The wings of a butterfly are a thing of beauty as they shimmer and dance in the breeze.They are also a marvel of light-directing properties. Researchers have discovered that the swallowtail butterfly of eastern and central Africa, Papilio nireus, has fluorescent wings that reflect and direct light in much the same way that the modern light-emitting diodes in high-end computer screens and televisions do.
Pete Vukusic and Ian Hooper of Exeter University in England studied the colored parts of the swallowtail's wings and found that the scales that comprised them contain photonic crystals whose atoms are spaced so precisely that only certain wavelengths of light can pass through. The crystals are also saturated with fluorescent pigments that help them create specific wavelengths of light, visible to us as bright colors.

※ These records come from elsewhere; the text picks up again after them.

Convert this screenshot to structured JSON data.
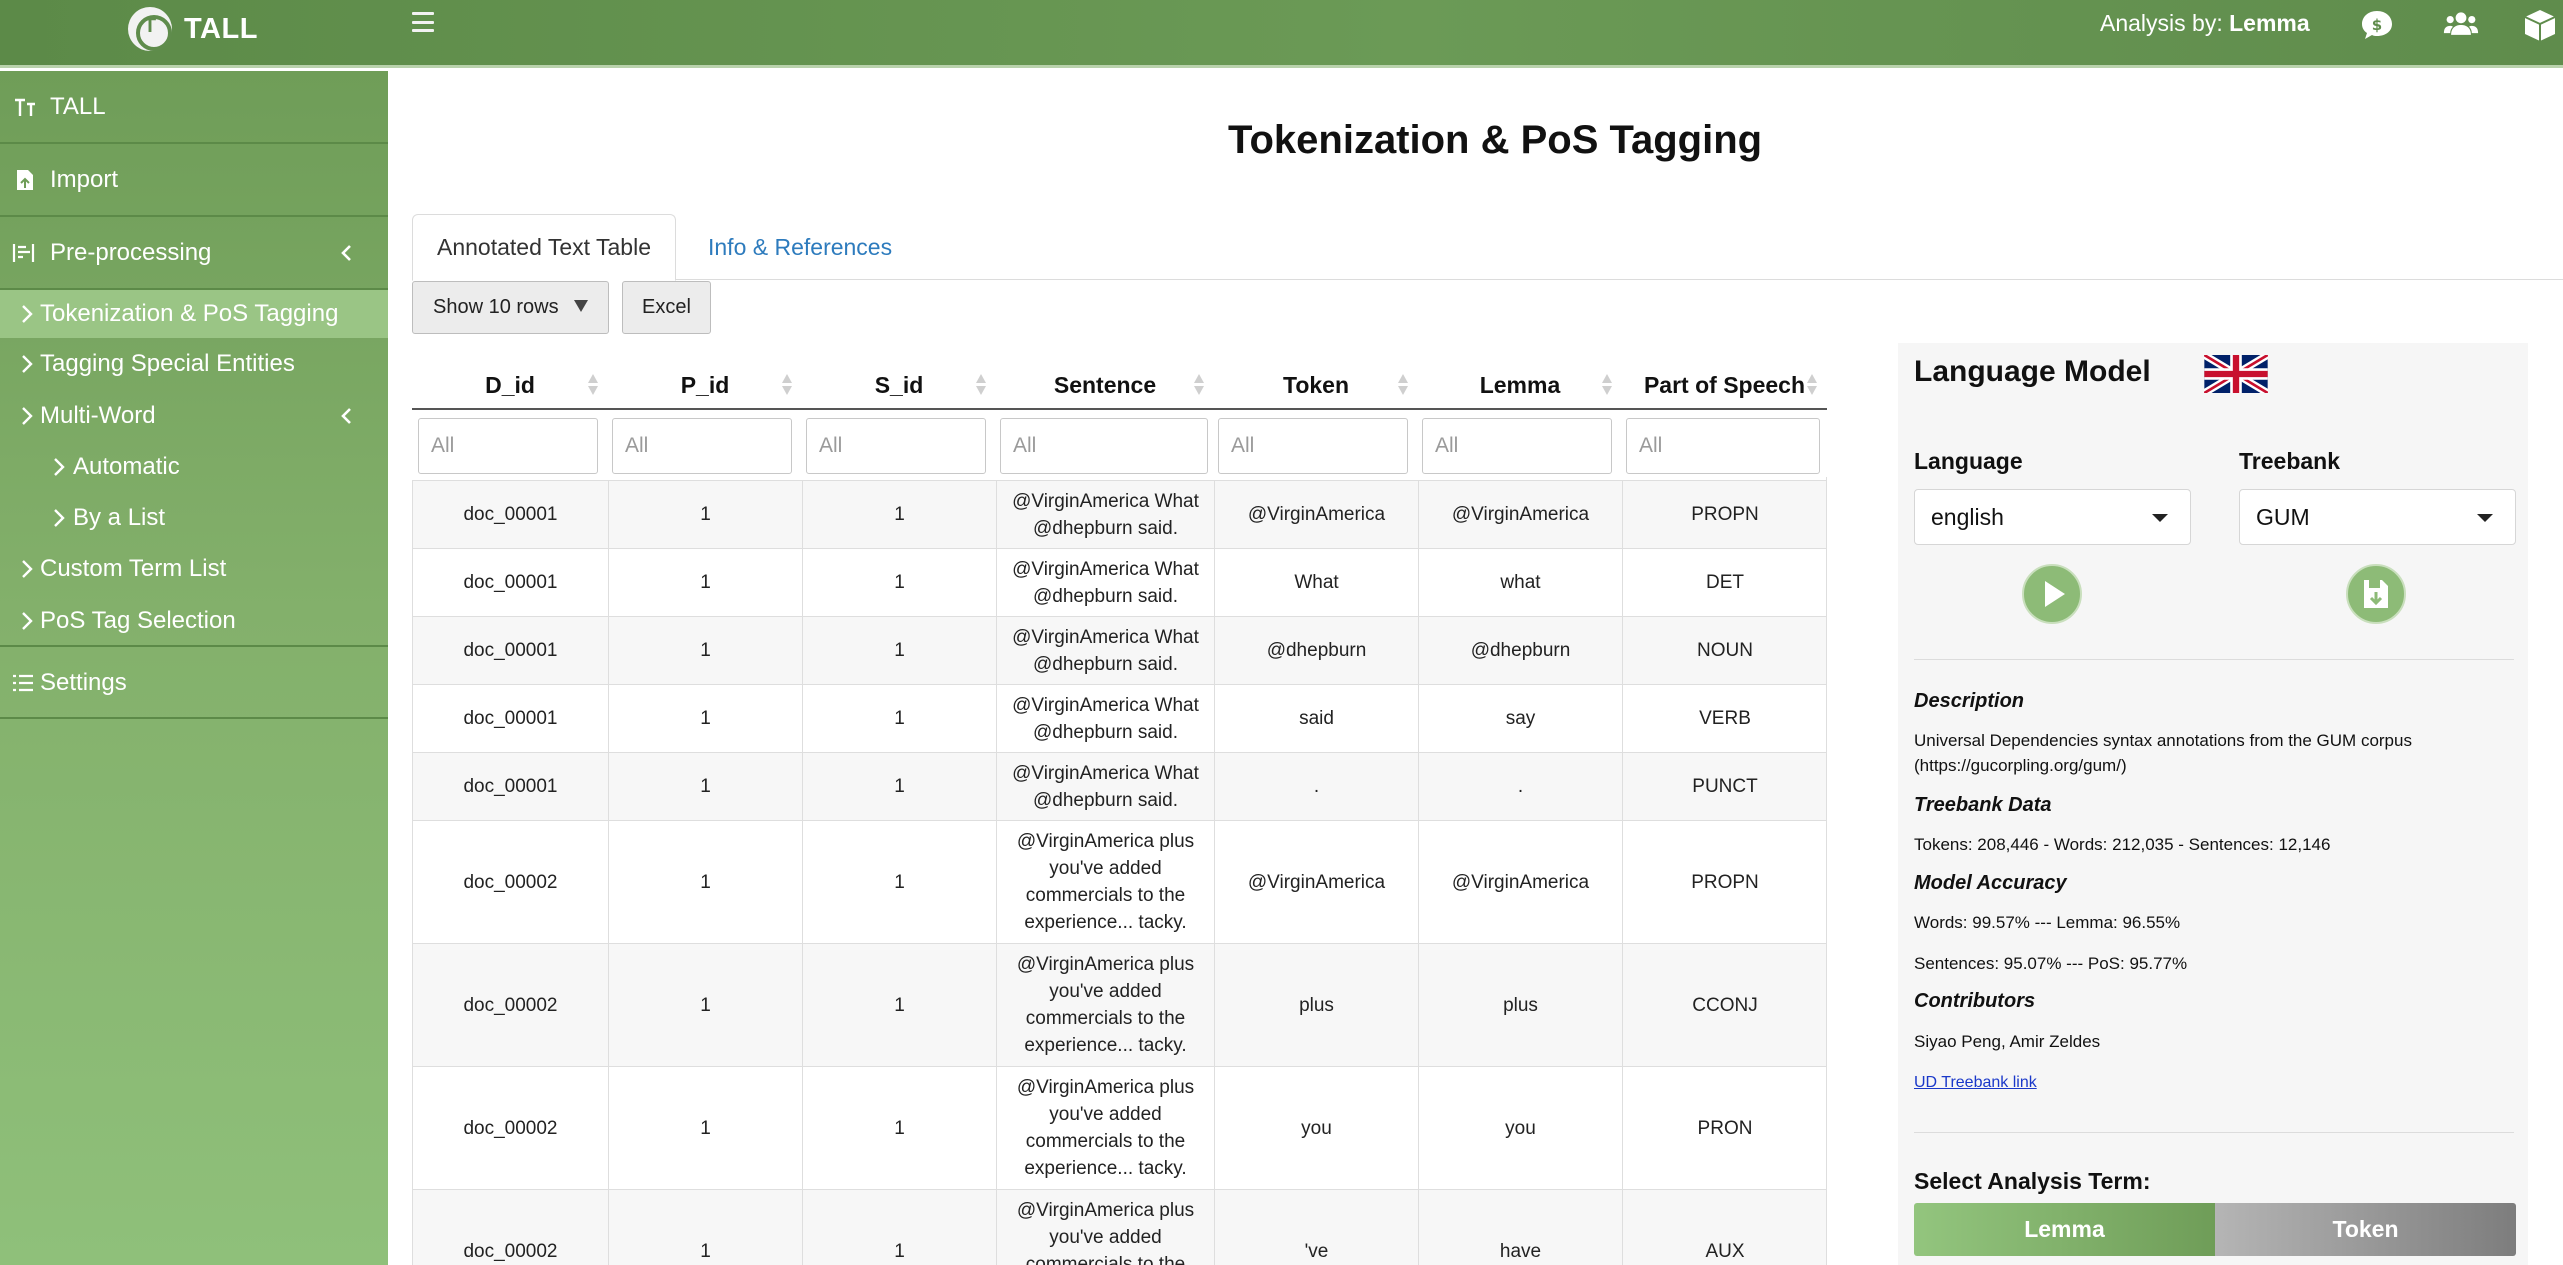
{
  "header": {
    "brand": "TALL",
    "analysis_prefix": "Analysis by: ",
    "analysis_value": "Lemma"
  },
  "sidebar": {
    "items": [
      {
        "label": "TALL",
        "icon": "tall-icon"
      },
      {
        "label": "Import",
        "icon": "import-icon"
      },
      {
        "label": "Pre-processing",
        "icon": "preprocessing-icon"
      },
      {
        "label": "Tokenization & PoS Tagging"
      },
      {
        "label": "Tagging Special Entities"
      },
      {
        "label": "Multi-Word"
      },
      {
        "label": "Automatic"
      },
      {
        "label": "By a List"
      },
      {
        "label": "Custom Term List"
      },
      {
        "label": "PoS Tag Selection"
      },
      {
        "label": "Settings",
        "icon": "settings-icon"
      }
    ],
    "active_item": "Tokenization & PoS Tagging"
  },
  "main": {
    "title": "Tokenization & PoS Tagging",
    "tabs": [
      {
        "label": "Annotated Text Table",
        "active": true
      },
      {
        "label": "Info & References",
        "active": false
      }
    ],
    "show_rows_label": "Show 10 rows",
    "excel_label": "Excel"
  },
  "table": {
    "columns": [
      "D_id",
      "P_id",
      "S_id",
      "Sentence",
      "Token",
      "Lemma",
      "Part of Speech"
    ],
    "filter_placeholder": "All",
    "rows": [
      [
        "doc_00001",
        "1",
        "1",
        "@VirginAmerica What @dhepburn said.",
        "@VirginAmerica",
        "@VirginAmerica",
        "PROPN"
      ],
      [
        "doc_00001",
        "1",
        "1",
        "@VirginAmerica What @dhepburn said.",
        "What",
        "what",
        "DET"
      ],
      [
        "doc_00001",
        "1",
        "1",
        "@VirginAmerica What @dhepburn said.",
        "@dhepburn",
        "@dhepburn",
        "NOUN"
      ],
      [
        "doc_00001",
        "1",
        "1",
        "@VirginAmerica What @dhepburn said.",
        "said",
        "say",
        "VERB"
      ],
      [
        "doc_00001",
        "1",
        "1",
        "@VirginAmerica What @dhepburn said.",
        ".",
        ".",
        "PUNCT"
      ],
      [
        "doc_00002",
        "1",
        "1",
        "@VirginAmerica plus you've added commercials to the experience... tacky.",
        "@VirginAmerica",
        "@VirginAmerica",
        "PROPN"
      ],
      [
        "doc_00002",
        "1",
        "1",
        "@VirginAmerica plus you've added commercials to the experience... tacky.",
        "plus",
        "plus",
        "CCONJ"
      ],
      [
        "doc_00002",
        "1",
        "1",
        "@VirginAmerica plus you've added commercials to the experience... tacky.",
        "you",
        "you",
        "PRON"
      ],
      [
        "doc_00002",
        "1",
        "1",
        "@VirginAmerica plus you've added commercials to the experience... tacky.",
        "'ve",
        "have",
        "AUX"
      ]
    ]
  },
  "panel": {
    "title": "Language Model",
    "flag_icon": "uk-flag-icon",
    "language_label": "Language",
    "language_value": "english",
    "treebank_label": "Treebank",
    "treebank_value": "GUM",
    "description_head": "Description",
    "description_text": "Universal Dependencies syntax annotations from the GUM corpus (https://gucorpling.org/gum/)",
    "treebank_data_head": "Treebank Data",
    "treebank_data_text": "Tokens: 208,446 - Words: 212,035 - Sentences: 12,146",
    "accuracy_head": "Model Accuracy",
    "accuracy_line1": "Words: 99.57% --- Lemma: 96.55%",
    "accuracy_line2": "Sentences: 95.07% --- PoS: 95.77%",
    "contributors_head": "Contributors",
    "contributors_text": "Siyao Peng, Amir Zeldes",
    "link_text": "UD Treebank link",
    "select_term_label": "Select Analysis Term:",
    "term_lemma": "Lemma",
    "term_token": "Token"
  }
}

Tiny, mirrorlike structures known as distributed Bragg reflectors reflect this fluorescent light as well as all the other light the photonic crystal allows to pass through. The result: butterfly wings that transform ordinary sunlight into brilliant greens and blues incredibly efficiently.

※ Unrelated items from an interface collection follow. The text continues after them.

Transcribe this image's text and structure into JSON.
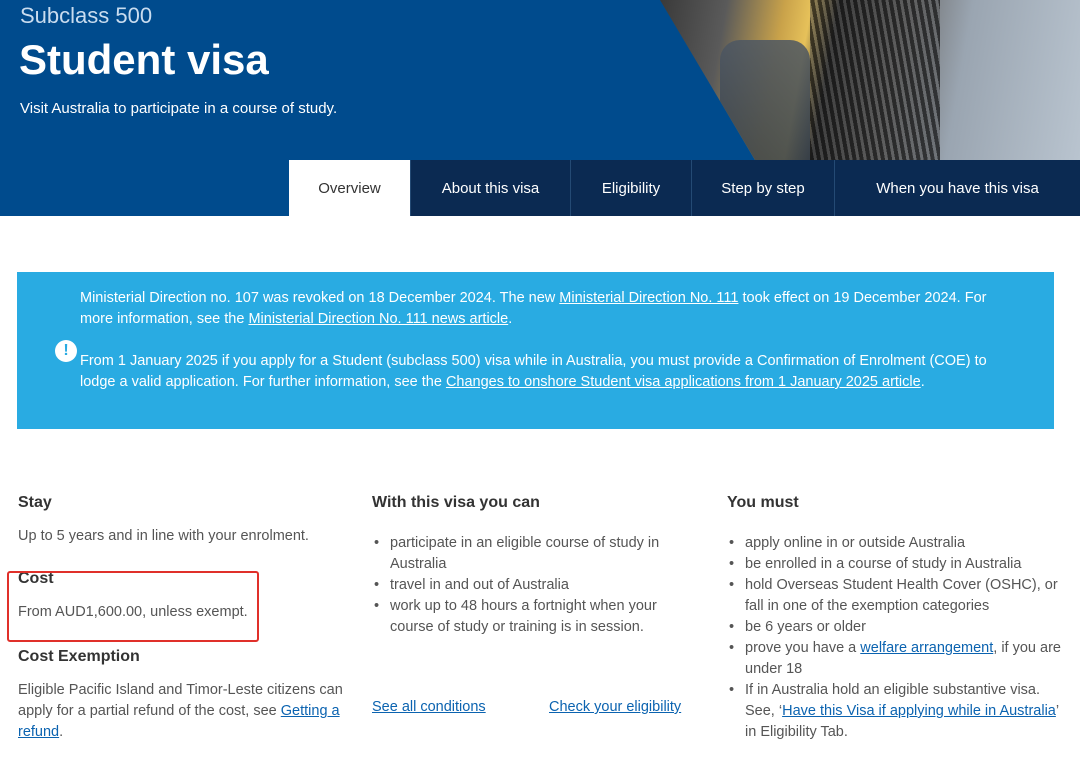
{
  "hero": {
    "subclass": "Subclass 500",
    "title": "Student visa",
    "subtitle": "Visit Australia to participate in a course of study."
  },
  "tabs": [
    {
      "label": "Overview",
      "active": true
    },
    {
      "label": "About this visa",
      "active": false
    },
    {
      "label": "Eligibility",
      "active": false
    },
    {
      "label": "Step by step",
      "active": false
    },
    {
      "label": "When you have this visa",
      "active": false
    }
  ],
  "notice": {
    "icon": "info-icon",
    "p1_text_a": "Ministerial Direction no. 107 was revoked on 18 December 2024. The new ",
    "p1_link_a": "Ministerial Direction No. 111",
    "p1_text_b": " took effect on 19 December 2024. For more information, see the ",
    "p1_link_b": "Ministerial Direction No. 111 news article",
    "p1_text_c": ".",
    "p2_text_a": "From 1 January 2025 if you apply for a Student (subclass 500) visa while in Australia, you must provide a Confirmation of Enrolment (COE) to lodge a valid application. For further information, see the ",
    "p2_link": "Changes to onshore Student visa applications from 1 January 2025 article",
    "p2_text_b": "."
  },
  "stay": {
    "heading": "Stay",
    "text": "Up to 5 years and in line with your enrolment."
  },
  "cost": {
    "heading": "Cost",
    "text": "From AUD1,600.00, unless exempt."
  },
  "cost_exemption": {
    "heading": "Cost Exemption",
    "text": "Eligible Pacific Island and Timor-Leste citizens can apply for a partial refund of the cost, see ",
    "link": "Getting a refund",
    "end": "."
  },
  "with_visa": {
    "heading": "With this visa you can",
    "items": [
      "participate in an eligible course of study in Australia",
      "travel in and out of Australia",
      "work up to 48 hours a fortnight when your course of study or training is in session."
    ],
    "see_conditions": "See all conditions",
    "check_eligibility": "Check your eligibility"
  },
  "you_must": {
    "heading": "You must",
    "item1": "apply online in or outside Australia",
    "item2": "be enrolled in a course of study in Australia",
    "item3": "hold Overseas Student Health Cover (OSHC), or fall in one of the exemption categories",
    "item4": "be 6 years or older",
    "item5_a": "prove you have a ",
    "item5_link": "welfare arrangement",
    "item5_b": ", if you are under 18",
    "item6_a": "If in Australia hold an eligible substantive visa. See, ‘",
    "item6_link": "Have this Visa if applying while in Australia",
    "item6_b": "’ in Eligibility Tab."
  },
  "colors": {
    "hero_blue": "#004b8d",
    "tab_navy": "#0b2a52",
    "notice_blue": "#29abe2",
    "link_blue": "#0b63b0",
    "highlight_red": "#e0302a"
  }
}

Thus what the butterflies evolved to do, scientists have built light-emitting diodes to do, employing the exact same components--photonic crystals and Bragg reflectors--in search of ever better ways to project and direct light. The findings are published in the current issue of Science.